Sanctions imposed on Russia by the BIS
The February 24 sanctions imposed on Russia by the BIS have put in place a vastly expanded definition of the foreign-direct product rule, which will pose significant compliance challenges.
In the following transcript George Thompson details which products are affected by the new rule and how it will affect exports to Russia.
Today I’d like to cover the new foreign direct product rule for third country exports to Russia. You’ll recall that the rule is a means of extraterritorial application of U.S. Export Controls to Foreign-made products. The February 24 sanctions imposed on Russia have put in place a vastly expanded definition of the rule, which I believe will pose significant compliance challenges. For Russia, the rule now covers a foreign-made item that is not designated EAR 99 and is a direct product of U.S. origin technology or software subject to the EAR and that is specified in any ECCN in product groups D or E in categories 1 through 9 of the Commerce Control List. So the entire CCL is now covered. Previously, only national security-controlled items to Russia are covered. The expanded role also includes items made in foreign plants or with a major component thereof, that is capital equipment, which is a direct product of U.S. origin technology or software subject to the EAR specified in any ECCN the CCL the foreign aid product is covered unless it would be classified as EAR 99.
Identify both the origin and the control status of these items to comply.
Think about the consequences of this new rule. foreign manufacturers will now have to determine whether any U.S. origin technology or software classified in the reference CCL categories is used in the development or production of their products. They also must evaluate whether their plant or major component is a direct product of technology or software in any CCL category. In the past, the rule implicated only BIS controls, the control status of the software, technology, plant, and equipment was not otherwise really relevant under the U.S. regulations.
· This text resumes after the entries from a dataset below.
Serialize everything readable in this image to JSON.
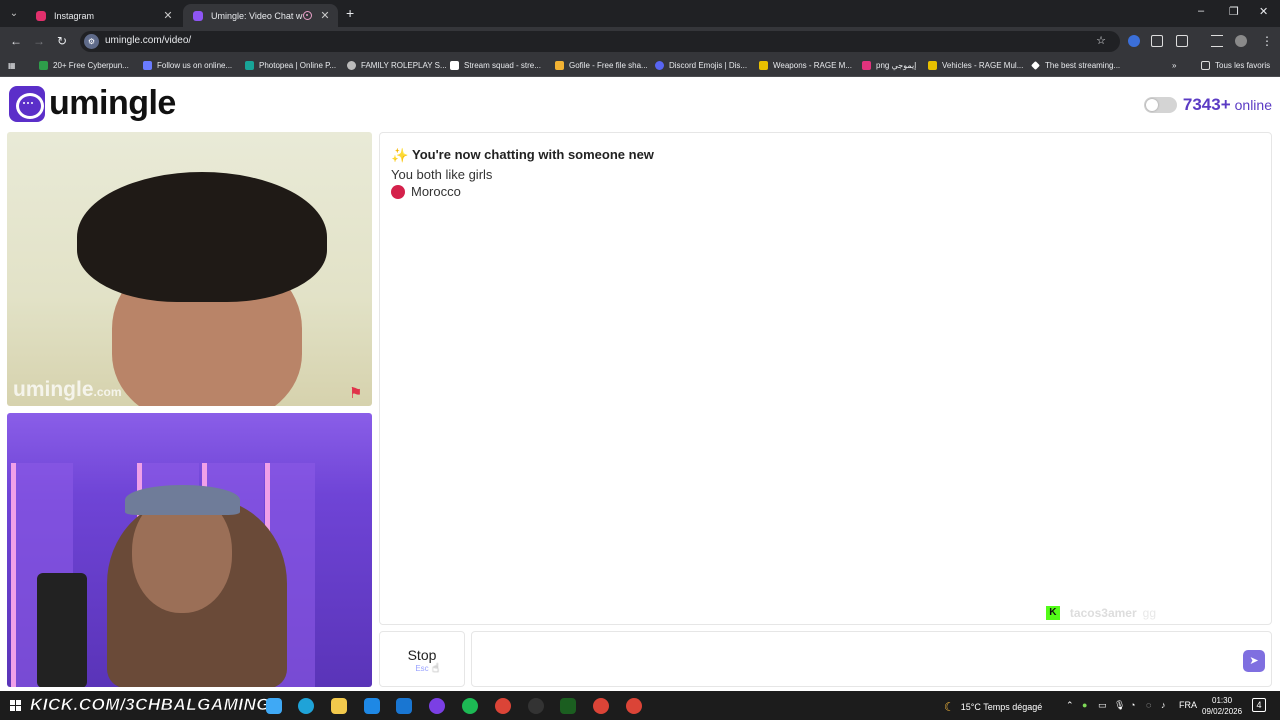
{
  "browser": {
    "tabs": [
      {
        "title": "Instagram",
        "active": false,
        "color": "#e1306c"
      },
      {
        "title": "Umingle: Video Chat with St",
        "active": true,
        "color": "#8e55f4"
      }
    ],
    "url": "umingle.com/video/",
    "bookmarks": [
      {
        "label": "20+ Free Cyberpun...",
        "icon": "bookmark-site-icon",
        "color": "#2e9e4a"
      },
      {
        "label": "Follow us on online...",
        "icon": "bookmark-arrow-icon",
        "color": "#6a7cff"
      },
      {
        "label": "Photopea | Online P...",
        "icon": "photopea-icon",
        "color": "#18a497"
      },
      {
        "label": "FAMILY ROLEPLAY S...",
        "icon": "globe-icon",
        "color": "#bbbbbb"
      },
      {
        "label": "Stream squad - stre...",
        "icon": "letter-s-icon",
        "color": "#ffffff"
      },
      {
        "label": "Gofile - Free file sha...",
        "icon": "folder-icon",
        "color": "#f2b233"
      },
      {
        "label": "Discord Emojis | Dis...",
        "icon": "discord-icon",
        "color": "#5865f2"
      },
      {
        "label": "Weapons - RAGE M...",
        "icon": "rage-icon",
        "color": "#e8c000"
      },
      {
        "label": "png إيموجي",
        "icon": "emoji-icon",
        "color": "#e2337d"
      },
      {
        "label": "Vehicles - RAGE Mul...",
        "icon": "rage-icon",
        "color": "#e8c000"
      },
      {
        "label": "The best streaming...",
        "icon": "diamond-icon",
        "color": "#ffffff"
      }
    ],
    "all_bookmarks": "Tous les favoris"
  },
  "app": {
    "brand": "umingle",
    "online_count": "7343+",
    "online_label": "online",
    "accent": "#5b3bc4",
    "video_watermark": "umingle",
    "video_watermark_suffix": ".com"
  },
  "chat": {
    "system_message": "You're now chatting with someone new",
    "common_interest": "You both like girls",
    "country": "Morocco",
    "country_color": "#d4214b",
    "overlay_handle": "tacos3amer",
    "overlay_suffix": "gg"
  },
  "controls": {
    "stop_label": "Stop",
    "stop_shortcut": "Esc",
    "message_placeholder": ""
  },
  "taskbar": {
    "stream_banner": "KICK.COM/3CHBALGAMING",
    "weather": "15°C  Temps dégagé",
    "language": "FRA",
    "time": "01:30",
    "date": "09/02/2026",
    "notification_count": "4"
  }
}
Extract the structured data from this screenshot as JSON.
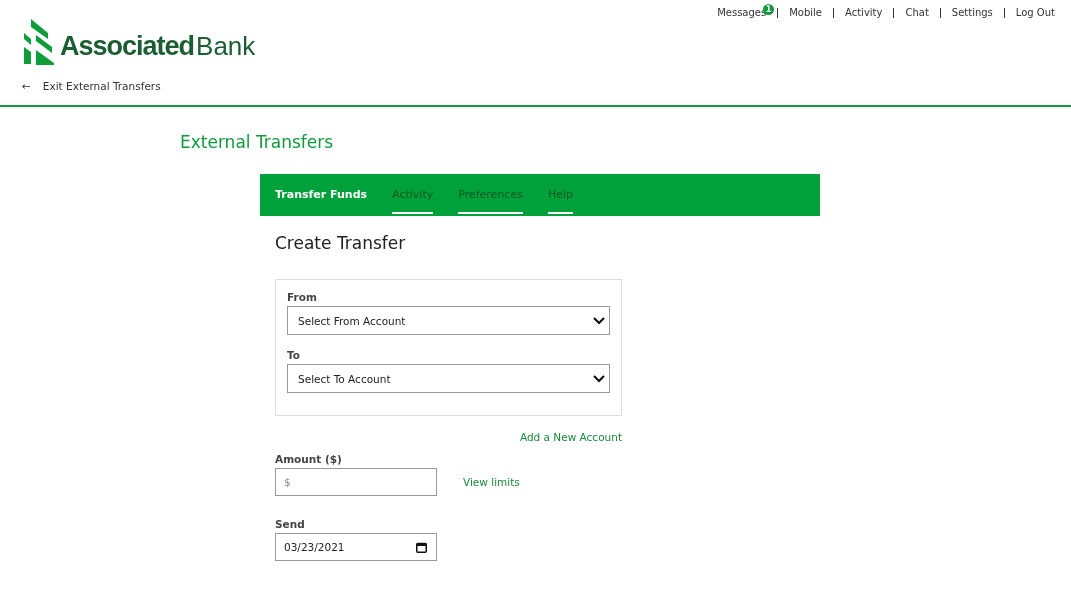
{
  "top_links": [
    {
      "label": "Messages",
      "badge": "1"
    },
    {
      "label": "Mobile"
    },
    {
      "label": "Activity"
    },
    {
      "label": "Chat"
    },
    {
      "label": "Settings"
    },
    {
      "label": "Log Out"
    }
  ],
  "logo": {
    "bold": "Associated",
    "light": "Bank"
  },
  "back_link": {
    "icon": "←",
    "label": "Exit External Transfers"
  },
  "page_title": "External Transfers",
  "tabs": [
    {
      "label": "Transfer Funds",
      "selected": true
    },
    {
      "label": "Activity",
      "selected": false
    },
    {
      "label": "Preferences",
      "selected": false
    },
    {
      "label": "Help",
      "selected": false
    }
  ],
  "heading": "Create Transfer",
  "accounts": [
    {
      "label": "From",
      "value": "Select From Account"
    },
    {
      "label": "To",
      "value": "Select To Account"
    }
  ],
  "add_account_link": "Add a New Account",
  "amount": {
    "label": "Amount ($)",
    "placeholder": "$",
    "link": "View limits"
  },
  "send": {
    "label": "Send",
    "value": "03/23/2021"
  }
}
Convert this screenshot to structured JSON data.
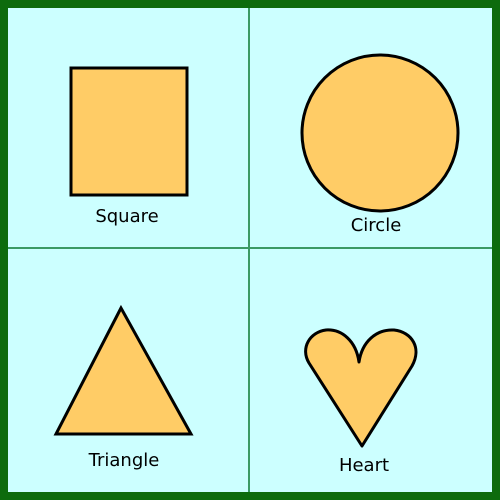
{
  "colors": {
    "frame": "#0d6b0d",
    "cell_background": "#ccffff",
    "divider": "#3b9a64",
    "shape_fill": "#ffcc66",
    "shape_stroke": "#000000"
  },
  "cells": [
    {
      "shape": "square",
      "label": "Square"
    },
    {
      "shape": "circle",
      "label": "Circle"
    },
    {
      "shape": "triangle",
      "label": "Triangle"
    },
    {
      "shape": "heart",
      "label": "Heart"
    }
  ]
}
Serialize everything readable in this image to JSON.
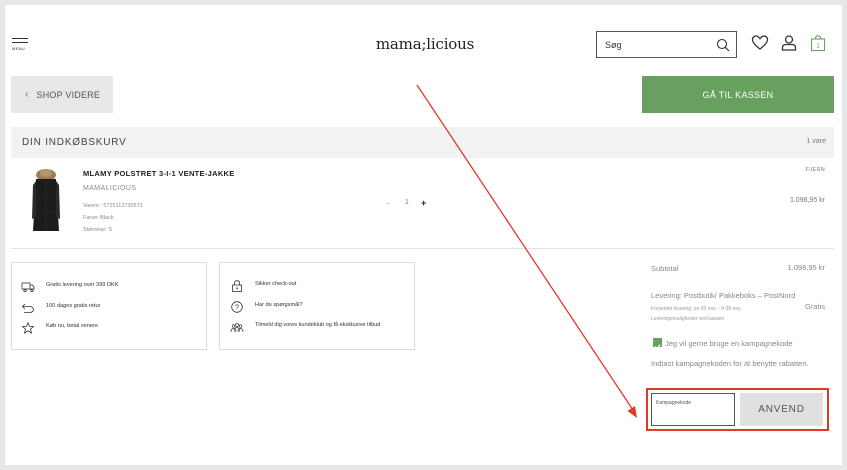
{
  "header": {
    "menu_label": "MENU",
    "logo": "mama;licious",
    "search_placeholder": "Søg",
    "icons": [
      "search-icon",
      "heart-icon",
      "user-icon",
      "bag-icon"
    ],
    "bag_count": "1"
  },
  "actions": {
    "continue_label": "SHOP VIDERE",
    "checkout_label": "GÅ TIL KASSEN"
  },
  "cart": {
    "title": "DIN INDKØBSKURV",
    "count": "1 vare"
  },
  "product": {
    "name": "MLAMY POLSTRET 3-I-1 VENTE-JAKKE",
    "brand": "MAMALICIOUS",
    "sku": "Varenr.: 5715113730571",
    "color": "Farve: Black",
    "size": "Størrelse: S",
    "quantity": "1",
    "remove_label": "FJERN",
    "price": "1.098,95 kr"
  },
  "benefits_left": [
    {
      "icon": "truck-icon",
      "text": "Gratis levering over 399 DKK"
    },
    {
      "icon": "return-arrow-icon",
      "text": "100 dages gratis retur"
    },
    {
      "icon": "star-icon",
      "text": "Køb nu, betal senere"
    }
  ],
  "benefits_right": [
    {
      "icon": "lock-icon",
      "text": "Sikker check-out"
    },
    {
      "icon": "question-icon",
      "text": "Har du spørgsmål?"
    },
    {
      "icon": "people-icon",
      "text": "Tilmeld dig vores kundeklub og få eksklusive tilbud"
    }
  ],
  "summary": {
    "subtotal_label": "Subtotal",
    "subtotal_value": "1.098,95 kr",
    "delivery_label": "Levering: Postbutik/ Pakkeboks – PostNord",
    "delivery_value": "Gratis",
    "delivery_expected": "Forventet levering: on 03 nov. - fr 05 nov.",
    "delivery_options": "Leveringsmuligheder ved kassen",
    "promo_checkbox_label": "Jeg vil gerne bruge en kampagnekode",
    "promo_hint": "Indtast kampagnekoden for at benytte rabatten.",
    "promo_field_label": "Kampagnekode",
    "apply_label": "ANVEND"
  },
  "colors": {
    "accent_green": "#67a05f",
    "annotation_red": "#e03a27"
  }
}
Now, however, foreign manufacturers will have to identify both the origin and the control status of these items to comply with the BIS sanctions on Russia. And if this part of the rule covers them, they also have to determine whether their products are EAR 99 or not.
This is going to require a retrospective review of technology and software that was previously exported, as well as a forward-looking review of the technology and software that they get in the future. This is really uncharted compliance territory. We have to take it seriously since the U.S. government has announced it will dedicate substantial enforcement capability to ensure the Russian sanctions are followed.